Web page and app entries:
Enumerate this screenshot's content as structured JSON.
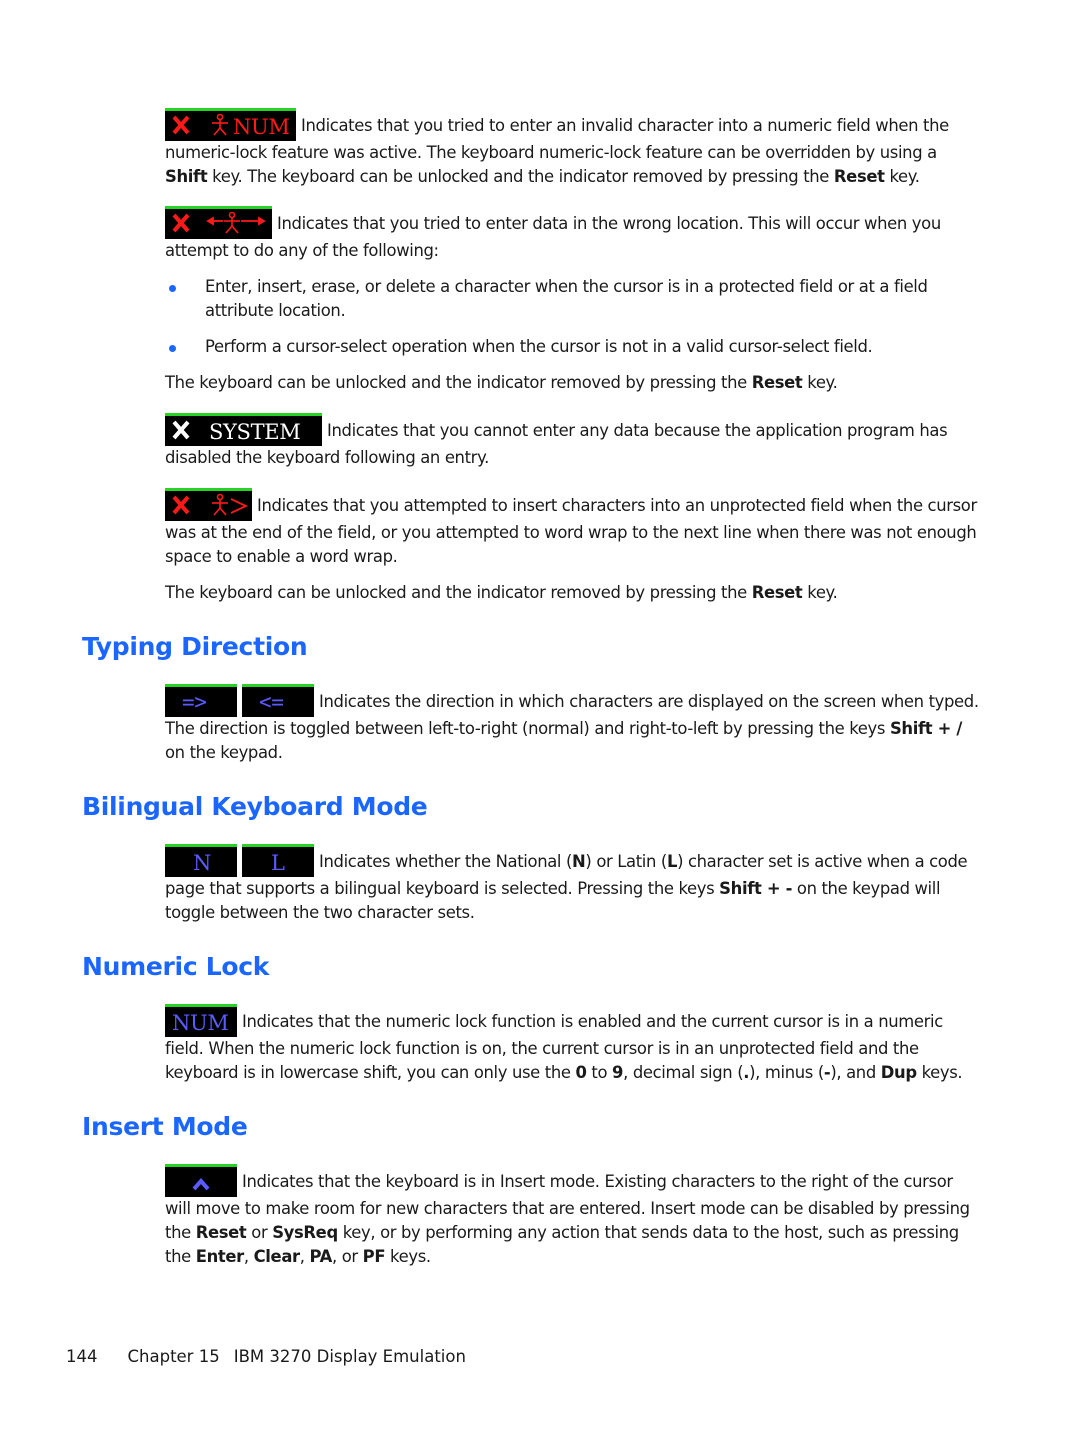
{
  "indicators": {
    "invalid_numeric": {
      "text": "NUM",
      "icons": [
        "x-lock-icon",
        "person-icon"
      ],
      "color": "#ff1a1a"
    },
    "wrong_location": {
      "icons": [
        "x-lock-icon",
        "arrow-left-icon",
        "person-icon",
        "arrow-right-icon"
      ],
      "color": "#ff1a1a"
    },
    "system": {
      "text": "SYSTEM",
      "icons": [
        "x-lock-icon"
      ],
      "color": "#ffffff"
    },
    "overflow": {
      "icons": [
        "x-lock-icon",
        "person-icon",
        "greater-than-icon"
      ],
      "color": "#ff1a1a"
    },
    "direction_ltr": {
      "text": "=>",
      "color": "#5b5bff"
    },
    "direction_rtl": {
      "text": "<=",
      "color": "#5b5bff"
    },
    "national": {
      "text": "N",
      "color": "#5b5bff"
    },
    "latin": {
      "text": "L",
      "color": "#5b5bff"
    },
    "numeric_lock": {
      "text": "NUM",
      "color": "#5b5bff"
    },
    "insert": {
      "icons": [
        "caret-up-icon"
      ],
      "color": "#5b5bff"
    },
    "border_color": "#27d327"
  },
  "sections": {
    "num_error": {
      "p1_a": "Indicates that you tried to enter an invalid character into a numeric field when the numeric-lock feature was active. The keyboard numeric-lock feature can be overridden by using a ",
      "p1_b": "Shift",
      "p1_c": " key. The keyboard can be unlocked and the indicator removed by pressing the ",
      "p1_d": "Reset",
      "p1_e": " key."
    },
    "location_error": {
      "p1": "Indicates that you tried to enter data in the wrong location. This will occur when you attempt to do any of the following:",
      "bullets": [
        "Enter, insert, erase, or delete a character when the cursor is in a protected field or at a field attribute location.",
        "Perform a cursor-select operation when the cursor is not in a valid cursor-select field."
      ],
      "p2_a": "The keyboard can be unlocked and the indicator removed by pressing the ",
      "p2_b": "Reset",
      "p2_c": " key."
    },
    "system": {
      "p1": "Indicates that you cannot enter any data because the application program has disabled the keyboard following an entry."
    },
    "overflow": {
      "p1": "Indicates that you attempted to insert characters into an unprotected field when the cursor was at the end of the field, or you attempted to word wrap to the next line when there was not enough space to enable a word wrap.",
      "p2_a": "The keyboard can be unlocked and the indicator removed by pressing the ",
      "p2_b": "Reset",
      "p2_c": " key."
    },
    "typing_direction": {
      "heading": "Typing Direction",
      "p1_a": "Indicates the direction in which characters are displayed on the screen when typed. The direction is toggled between left-to-right (normal) and right-to-left by pressing the keys ",
      "p1_b": "Shift + /",
      "p1_c": " on the keypad."
    },
    "bilingual": {
      "heading": "Bilingual Keyboard Mode",
      "p1_a": "Indicates whether the National (",
      "p1_b": "N",
      "p1_c": ") or Latin (",
      "p1_d": "L",
      "p1_e": ") character set is active when a code page that supports a bilingual keyboard is selected. Pressing the keys ",
      "p1_f": "Shift + -",
      "p1_g": " on the keypad will toggle between the two character sets."
    },
    "numeric_lock": {
      "heading": "Numeric Lock",
      "p1_a": "Indicates that the numeric lock function is enabled and the current cursor is in a numeric field. When the numeric lock function is on, the current cursor is in an unprotected field and the keyboard is in lowercase shift, you can only use the ",
      "p1_b": "0",
      "p1_c": " to ",
      "p1_d": "9",
      "p1_e": ", decimal sign (",
      "p1_f": ".",
      "p1_g": "), minus (",
      "p1_h": "-",
      "p1_i": "), and ",
      "p1_j": "Dup",
      "p1_k": " keys."
    },
    "insert_mode": {
      "heading": "Insert Mode",
      "p1_a": "Indicates that the keyboard is in Insert mode. Existing characters to the right of the cursor will move to make room for new characters that are entered. Insert mode can be disabled by pressing the ",
      "p1_b": "Reset",
      "p1_c": " or ",
      "p1_d": "SysReq",
      "p1_e": " key, or by performing any action that sends data to the host, such as pressing the ",
      "p1_f": "Enter",
      "p1_g": ", ",
      "p1_h": "Clear",
      "p1_i": ", ",
      "p1_j": "PA",
      "p1_k": ", or ",
      "p1_l": "PF",
      "p1_m": " keys."
    }
  },
  "footer": {
    "page_number": "144",
    "chapter": "Chapter 15",
    "chapter_title": "IBM 3270 Display Emulation"
  }
}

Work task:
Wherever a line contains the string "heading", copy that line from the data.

Exercise response:
      "heading": "Typing Direction",
      "heading": "Bilingual Keyboard Mode",
      "heading": "Numeric Lock",
      "heading": "Insert Mode",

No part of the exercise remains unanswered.